The first warning signs of a code blue appear as early as six hours in advance of the event.1 But identifying patient deterioration early can be difficult with single parameter monitoring since you are alerted only when a significant physiological change occurs.
Early warning scores (EWS) were developed to help address this exact problem. An EWS paints a fuller picture of your patient’s overall condition by measuring and calculating a score based on multiple parameters. It not only alerts you when there is a significant change in a single parameter, it also tracks subtle changes across multiple data points. And that can help you identify when a patient needs intervention sooner — and prevent preventable complications.1
An EWS can identify patient deterioration six hours sooner than a single parameter.1 The impact of using an EWS is proven. But managing the data collection and calculations to implement an EWS protocol can be complicated, error prone and time-consuming.2
The system uses this data to continuously and automatically calculate an EWS. And the system sends alerts and presents this information when and where you need it — on any web-enabled device — so you can:
1. Maupin JM, Roth DJ, Krapes JM. Use of the Modified Early Warning Score decreases code blue events. Jt Comm J Qual Patient Saf. 2009;35(12):598-603.

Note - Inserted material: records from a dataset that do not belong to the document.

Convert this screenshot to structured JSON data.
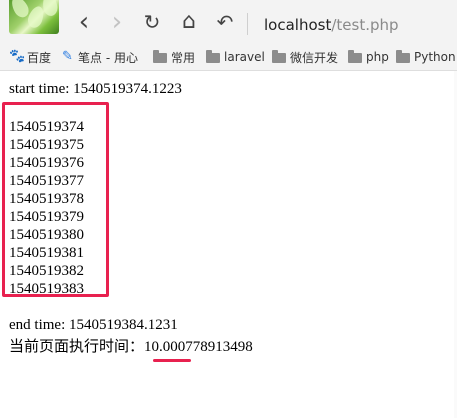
{
  "browser": {
    "url_host": "localhost",
    "url_path": "/test.php",
    "nav": {
      "back_icon": "‹",
      "forward_icon": "›",
      "reload_icon": "↻",
      "home_icon": "⌂",
      "undo_icon": "↶"
    }
  },
  "bookmarks": [
    {
      "label": "百度",
      "icon": "paw-icon"
    },
    {
      "label": "笔点 - 用心",
      "icon": "pen-icon"
    },
    {
      "label": "常用",
      "icon": "folder-icon"
    },
    {
      "label": "laravel",
      "icon": "folder-icon"
    },
    {
      "label": "微信开发",
      "icon": "folder-icon"
    },
    {
      "label": "php",
      "icon": "folder-icon"
    },
    {
      "label": "Python",
      "icon": "folder-icon"
    }
  ],
  "page": {
    "start_time": "start time: 1540519374.1223",
    "timestamps": [
      "1540519374",
      "1540519375",
      "1540519376",
      "1540519377",
      "1540519378",
      "1540519379",
      "1540519380",
      "1540519381",
      "1540519382",
      "1540519383"
    ],
    "end_time": "end time: 1540519384.1231",
    "exec_label": "当前页面执行时间：",
    "exec_value": "10.000778913498"
  },
  "colors": {
    "highlight": "#e8214f"
  }
}
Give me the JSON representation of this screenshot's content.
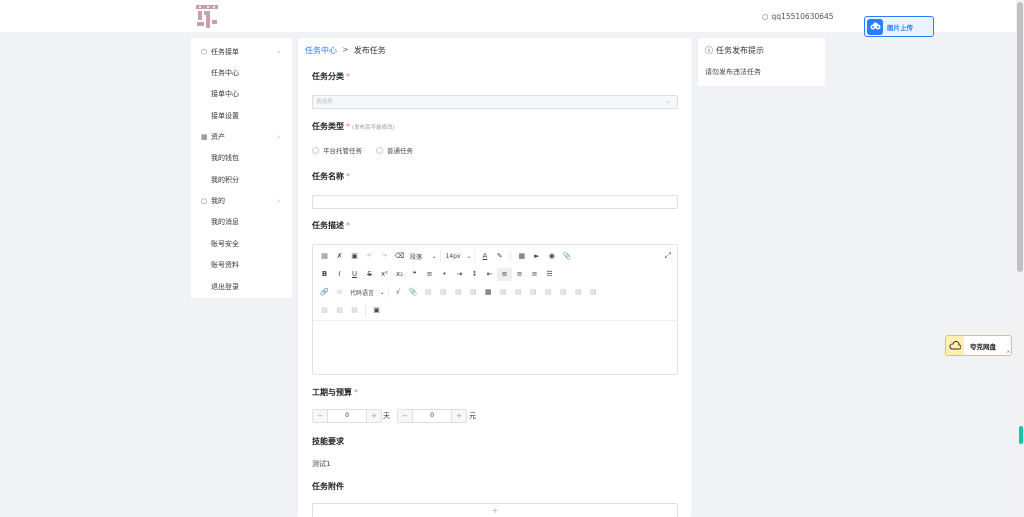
{
  "header": {
    "username": "qq15510630645",
    "upload_badge_label": "图片上传"
  },
  "sidebar": {
    "groups": [
      {
        "label": "任务接单",
        "items": [
          "任务中心",
          "接单中心",
          "接单设置"
        ]
      },
      {
        "label": "资产",
        "items": [
          "我的钱包",
          "我的积分"
        ]
      },
      {
        "label": "我的",
        "items": [
          "我的消息",
          "账号安全",
          "账号资料",
          "退出登录"
        ]
      }
    ]
  },
  "breadcrumb": {
    "parent": "任务中心",
    "separator": ">",
    "current": "发布任务"
  },
  "form": {
    "category": {
      "label": "任务分类",
      "required": "*",
      "placeholder": "请选择"
    },
    "type": {
      "label": "任务类型",
      "required": "*",
      "hint": "(发布后不能修改)",
      "options": [
        "平台托管任务",
        "普通任务"
      ]
    },
    "name": {
      "label": "任务名称",
      "required": "*"
    },
    "description": {
      "label": "任务描述",
      "required": "*",
      "toolbar": {
        "paragraph": "段落",
        "font_size": "14px",
        "code_language": "代码语言"
      }
    },
    "schedule_budget": {
      "label": "工期与预算",
      "required": "*",
      "days_value": "0",
      "days_unit": "天",
      "budget_value": "0",
      "budget_unit": "元"
    },
    "skills": {
      "label": "技能要求",
      "value": "测试1"
    },
    "attachments": {
      "label": "任务附件",
      "add": "+"
    }
  },
  "tips": {
    "title": "任务发布提示",
    "content": "请勿发布违法任务"
  },
  "netdisk": {
    "label": "夸克网盘"
  }
}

2. X Van Galen LS, Dijkstra CC, Ludikhuize J, Kramer MHH, Nanayakkara PWB. A Protocolised Once a Day Modified Early Warning Score (MEWS) Measurement Is an Appropriate Screening Tool for Major Adverse Events in a General Hospital Population. Lazzeri C, ed. PLoS ONE. 2016;11(8):e0160811. doi:10.1371/journal.pone.0160811.
3. Kang MA, Churpek MM, Zadravecz FJ, Adhikari R, Twu NM, Edelson DP.
Real-time risk prediction on the wards: a feasibility study. Crit Care Med. 2016;44(8):1468-1473.